That is a very good point…and something I need to remember. That, along with the fact that prayer can be a powerful ally. Thanks for the insight.
 
40.png
Pax:
No compromises can be made on your part. You have to be catholic all the way. Strengthen your prayer life and be the best man and potential spouse that you can be. Your holy example will do more for this woman than any book that you might give her.

One last thing…consider the possibility that this is not the woman God has in mind for you. Discernment in this area is difficult, and you need to be in a state of grace at all times while asking for the Lord’s guidance for your life.
Very wise. Converts are attracted to the Faith when than can see Christ in your everyday life and how you treat others.
 
Be very careful about marrying someone who does not share your faith. My husband is not Catholic, but he is as accomodating as possible. He goes to Mass with us and shows every respect to the Sacrament. Our son is five and has not realized that Daddy is different. I think a non-believing spouse with this much support and respect is rare. I have high hopes for his eventual conversion, but pressuring him would be the worst thing I could do. I pray for him daily, and I’m ready whenever he wants to discuss even minor points about faith.
It has to come from inside, no book, or conversation, or counseling with a priest will flip a switch and make someone believe. God calls, they answer. Everything else is just spadework.

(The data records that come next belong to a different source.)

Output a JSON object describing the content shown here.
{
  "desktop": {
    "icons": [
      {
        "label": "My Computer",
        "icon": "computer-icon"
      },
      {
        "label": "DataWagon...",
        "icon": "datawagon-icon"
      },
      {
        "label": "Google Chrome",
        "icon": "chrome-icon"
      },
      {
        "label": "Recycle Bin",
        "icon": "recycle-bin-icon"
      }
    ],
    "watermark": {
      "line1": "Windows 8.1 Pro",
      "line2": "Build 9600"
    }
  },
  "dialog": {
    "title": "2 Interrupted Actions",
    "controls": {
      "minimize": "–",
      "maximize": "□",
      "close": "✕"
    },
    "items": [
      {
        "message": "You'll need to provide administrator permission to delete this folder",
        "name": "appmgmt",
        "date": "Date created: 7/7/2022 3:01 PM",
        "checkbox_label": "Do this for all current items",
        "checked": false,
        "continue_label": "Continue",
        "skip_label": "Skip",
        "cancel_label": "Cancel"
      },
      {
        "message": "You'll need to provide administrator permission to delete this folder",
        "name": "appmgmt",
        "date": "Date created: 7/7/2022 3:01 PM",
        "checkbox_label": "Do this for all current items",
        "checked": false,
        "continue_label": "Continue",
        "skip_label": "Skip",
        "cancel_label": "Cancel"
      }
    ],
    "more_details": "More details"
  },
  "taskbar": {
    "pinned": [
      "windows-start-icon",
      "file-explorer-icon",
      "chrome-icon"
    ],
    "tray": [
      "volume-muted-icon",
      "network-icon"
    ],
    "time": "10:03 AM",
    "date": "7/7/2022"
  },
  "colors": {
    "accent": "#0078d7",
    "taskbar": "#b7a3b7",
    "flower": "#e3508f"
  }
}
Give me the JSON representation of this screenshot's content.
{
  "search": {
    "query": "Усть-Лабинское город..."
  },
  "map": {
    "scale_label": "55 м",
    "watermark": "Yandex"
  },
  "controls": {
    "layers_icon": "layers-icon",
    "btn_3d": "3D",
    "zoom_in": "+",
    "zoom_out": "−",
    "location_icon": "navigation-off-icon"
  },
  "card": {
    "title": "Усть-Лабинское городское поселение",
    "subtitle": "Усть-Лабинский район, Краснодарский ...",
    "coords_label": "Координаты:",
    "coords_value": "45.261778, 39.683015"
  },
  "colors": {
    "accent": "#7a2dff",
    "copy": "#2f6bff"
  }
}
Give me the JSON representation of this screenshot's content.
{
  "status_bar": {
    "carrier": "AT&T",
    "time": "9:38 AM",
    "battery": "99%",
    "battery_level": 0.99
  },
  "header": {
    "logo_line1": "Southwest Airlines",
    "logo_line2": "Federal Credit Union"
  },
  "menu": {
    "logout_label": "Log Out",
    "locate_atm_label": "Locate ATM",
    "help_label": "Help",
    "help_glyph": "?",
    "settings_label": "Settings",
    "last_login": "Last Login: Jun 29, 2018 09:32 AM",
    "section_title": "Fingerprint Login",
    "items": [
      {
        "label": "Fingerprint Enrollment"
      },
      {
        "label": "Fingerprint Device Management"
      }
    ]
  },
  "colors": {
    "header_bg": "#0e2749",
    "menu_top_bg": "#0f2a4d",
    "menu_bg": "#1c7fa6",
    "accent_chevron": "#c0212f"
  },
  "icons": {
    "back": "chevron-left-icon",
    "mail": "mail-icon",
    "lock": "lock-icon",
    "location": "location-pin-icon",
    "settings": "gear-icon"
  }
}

Get yourselves right with God and His Church and everything else will fall into its proper place in your life.
 
Status
Not open for further replies.
Back
Top